→ Available records

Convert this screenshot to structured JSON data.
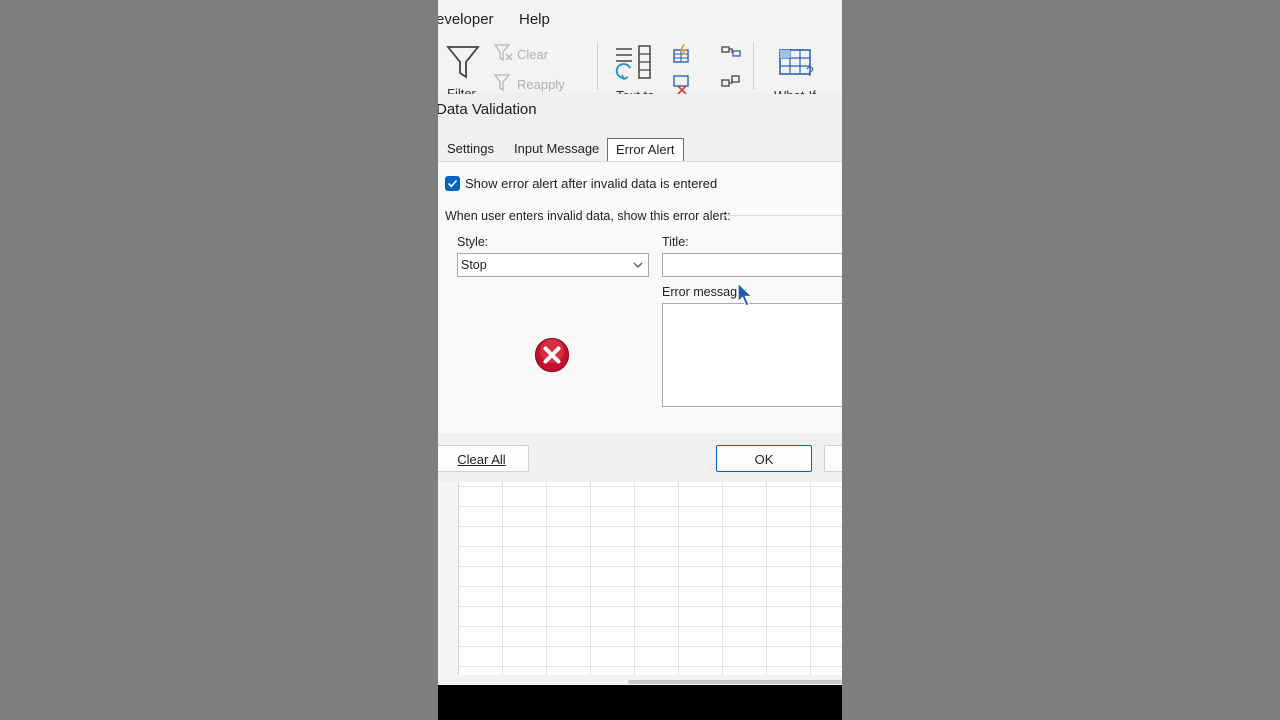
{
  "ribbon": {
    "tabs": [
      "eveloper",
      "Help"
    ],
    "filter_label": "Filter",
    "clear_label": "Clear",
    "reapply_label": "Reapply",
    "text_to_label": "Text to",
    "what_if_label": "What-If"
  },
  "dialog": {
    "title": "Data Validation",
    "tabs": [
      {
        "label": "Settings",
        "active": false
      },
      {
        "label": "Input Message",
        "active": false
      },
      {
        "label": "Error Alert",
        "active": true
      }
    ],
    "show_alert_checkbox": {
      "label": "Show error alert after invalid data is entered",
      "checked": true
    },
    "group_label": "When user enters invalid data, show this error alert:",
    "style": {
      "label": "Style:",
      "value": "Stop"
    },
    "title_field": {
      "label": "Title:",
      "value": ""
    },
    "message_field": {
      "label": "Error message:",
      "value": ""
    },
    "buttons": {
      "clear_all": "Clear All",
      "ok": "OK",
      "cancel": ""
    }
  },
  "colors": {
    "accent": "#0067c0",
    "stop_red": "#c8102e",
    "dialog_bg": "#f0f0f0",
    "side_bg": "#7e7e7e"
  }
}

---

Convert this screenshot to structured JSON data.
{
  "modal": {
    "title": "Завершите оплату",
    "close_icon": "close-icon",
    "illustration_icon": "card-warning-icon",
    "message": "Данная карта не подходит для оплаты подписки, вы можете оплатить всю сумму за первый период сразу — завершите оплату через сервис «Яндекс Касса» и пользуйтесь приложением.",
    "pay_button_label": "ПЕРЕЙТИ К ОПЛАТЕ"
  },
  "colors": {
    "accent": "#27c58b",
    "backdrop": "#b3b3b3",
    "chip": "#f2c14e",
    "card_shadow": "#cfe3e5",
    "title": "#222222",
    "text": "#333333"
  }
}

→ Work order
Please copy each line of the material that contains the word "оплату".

→ Solution to this exercise
    "title": "Завершите оплату",
    "message": "Данная карта не подходит для оплаты подписки, вы можете оплатить всю сумму за первый период сразу — завершите оплату через сервис «Яндекс Касса» и пользуйтесь приложением.",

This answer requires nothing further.